"His criminal history is littered with blunders," wrote Mr Silvester. "His police record shows that when he broke the law he was usually caught and convicted."
Read's fearsome reputation was no doubt helped by other strange incidents in his life, like the infamous moment he had a fellow prisoner cut his ears off in the late 1970s - as part of an attempt to get out of Pentridge Prison's H division.
Read famously wrote that the ears moved around on the floor like "Mexican jumping beans".
Mr Silvester personally antagonised Read with a Herald Sun piece in 1990 about Chopper's acquittal of the 1987 killing of Sammy 'The Turk' Ozerkam outside St Kilda's Bojangles nightclub - in which the reporter called him "all sorts of nasty names".
The journalist said he was sent a Christmas card shortly after. He thought this was surprising because it was nowhere near the festive season and he was even more surprised to see it had been sent by Chopper.
"May the Yuletide log fall from your fireplace and burn your house down. Seasons Greetings and Jingle Bells. Chopper Read,"it read.
However, not long after the bizarre incident, the pair met for an interview while Read was serving time inside Pentridge's notorious H Division.
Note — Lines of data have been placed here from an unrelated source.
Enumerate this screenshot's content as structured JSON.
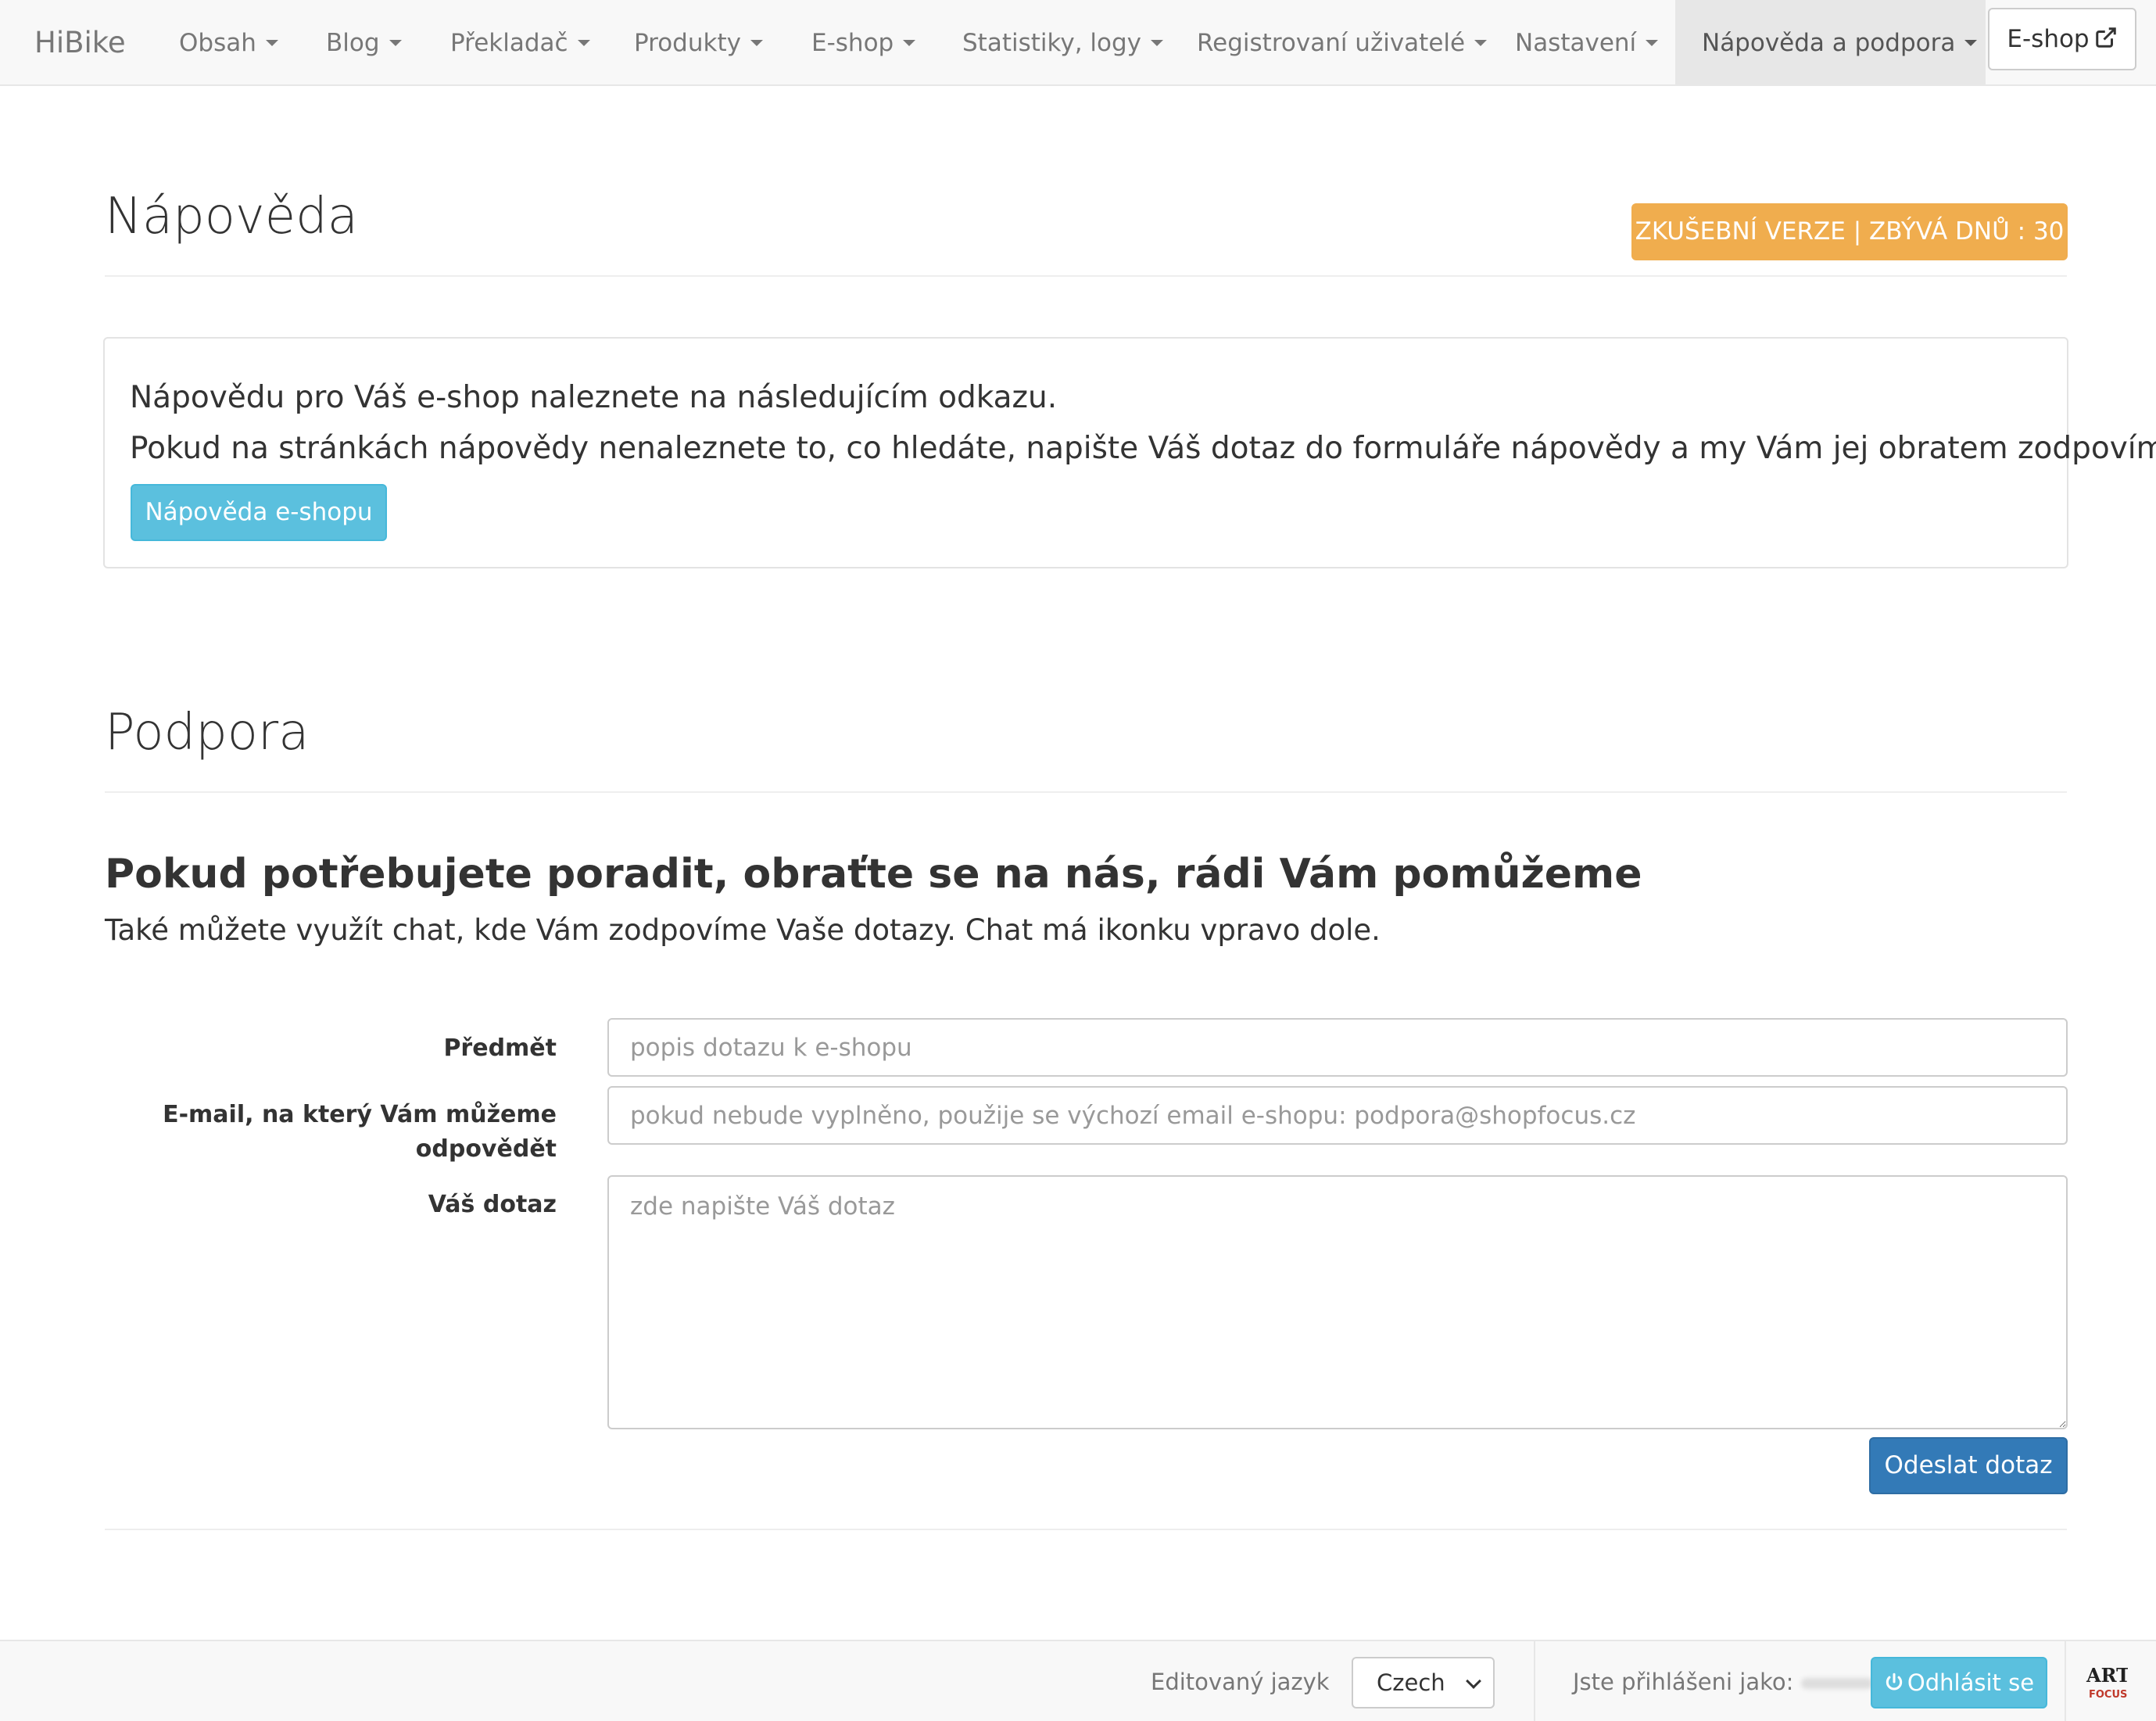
{
  "navbar": {
    "brand": "HiBike",
    "items": [
      {
        "label": "Obsah"
      },
      {
        "label": "Blog"
      },
      {
        "label": "Překladač"
      },
      {
        "label": "Produkty"
      },
      {
        "label": "E-shop"
      },
      {
        "label": "Statistiky, logy"
      },
      {
        "label": "Registrovaní uživatelé"
      },
      {
        "label": "Nastavení"
      },
      {
        "label": "Nápověda a podpora"
      }
    ],
    "active_item": "Nápověda a podpora",
    "eshop_button": "E-shop",
    "eshop_button_icon": "external-link-icon"
  },
  "help": {
    "title": "Nápověda",
    "trial_badge": "ZKUŠEBNÍ VERZE | ZBÝVÁ DNŮ : 30",
    "trial_badge_color": "#f0ad4e",
    "line1": "Nápovědu pro Váš e-shop naleznete na následujícím odkazu.",
    "line2": "Pokud na stránkách nápovědy nenaleznete to, co hledáte, napište Váš dotaz do formuláře nápovědy a my Vám jej obratem zodpovíme.",
    "button": "Nápověda e-shopu"
  },
  "support": {
    "title": "Podpora",
    "lead": "Pokud potřebujete poradit, obraťte se na nás, rádi Vám pomůžeme",
    "sub": "Také můžete využít chat, kde Vám zodpovíme Vaše dotazy. Chat má ikonku vpravo dole.",
    "form": {
      "subject_label": "Předmět",
      "subject_placeholder": "popis dotazu k e-shopu",
      "email_label_line1": "E-mail, na který Vám můžeme",
      "email_label_line2": "odpovědět",
      "email_placeholder": "pokud nebude vyplněno, použije se výchozí email e-shopu: podpora@shopfocus.cz",
      "question_label": "Váš dotaz",
      "question_placeholder": "zde napište Váš dotaz",
      "submit": "Odeslat dotaz"
    }
  },
  "footer": {
    "edited_language_label": "Editovaný jazyk",
    "language_selected": "Czech",
    "logged_in_label": "Jste přihlášeni jako:",
    "logout_button": "Odhlásit se",
    "logout_icon": "power-icon",
    "logo_text_top": "ART",
    "logo_text_bottom": "FOCUS"
  },
  "colors": {
    "primary": "#337ab7",
    "info": "#5bc0de",
    "warning": "#f0ad4e",
    "navbar_bg": "#f8f8f8"
  }
}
And it was then that Mr Silvester came to understand what made the notorious criminal tick.
"Unlike most crooks, he didn't make excuses, didn't claim he had been railroaded and didn't blame his childhood," Mr Silvester wrote.
However, in his books, Read considers himself a vigilante who hatred of bullies and hard men stems from school - where he says was repeatedly picked on.
He wrote in Chopper: From the Inside, that everyone he claims to have killed deserved it.
"I have personally been involved in 19 deaths inside and outside of jail since 1971," he wrote. "Okay, it's no world record, but it's not bad for the little kid in the schoolyard who always got bashed.
"All those who dies had it coming. There wasn't a 'civilian' in the bunch, and I don't regret one.
"It's not that many when you think of all the criminal violence there has been in Victoria over the years.
"Strange as it may seem, I have never considered myself a murderer, because they all had it coming.
"Most of them came under the heading of tactical necessities. All of them were killers and violent crims, so no big deal."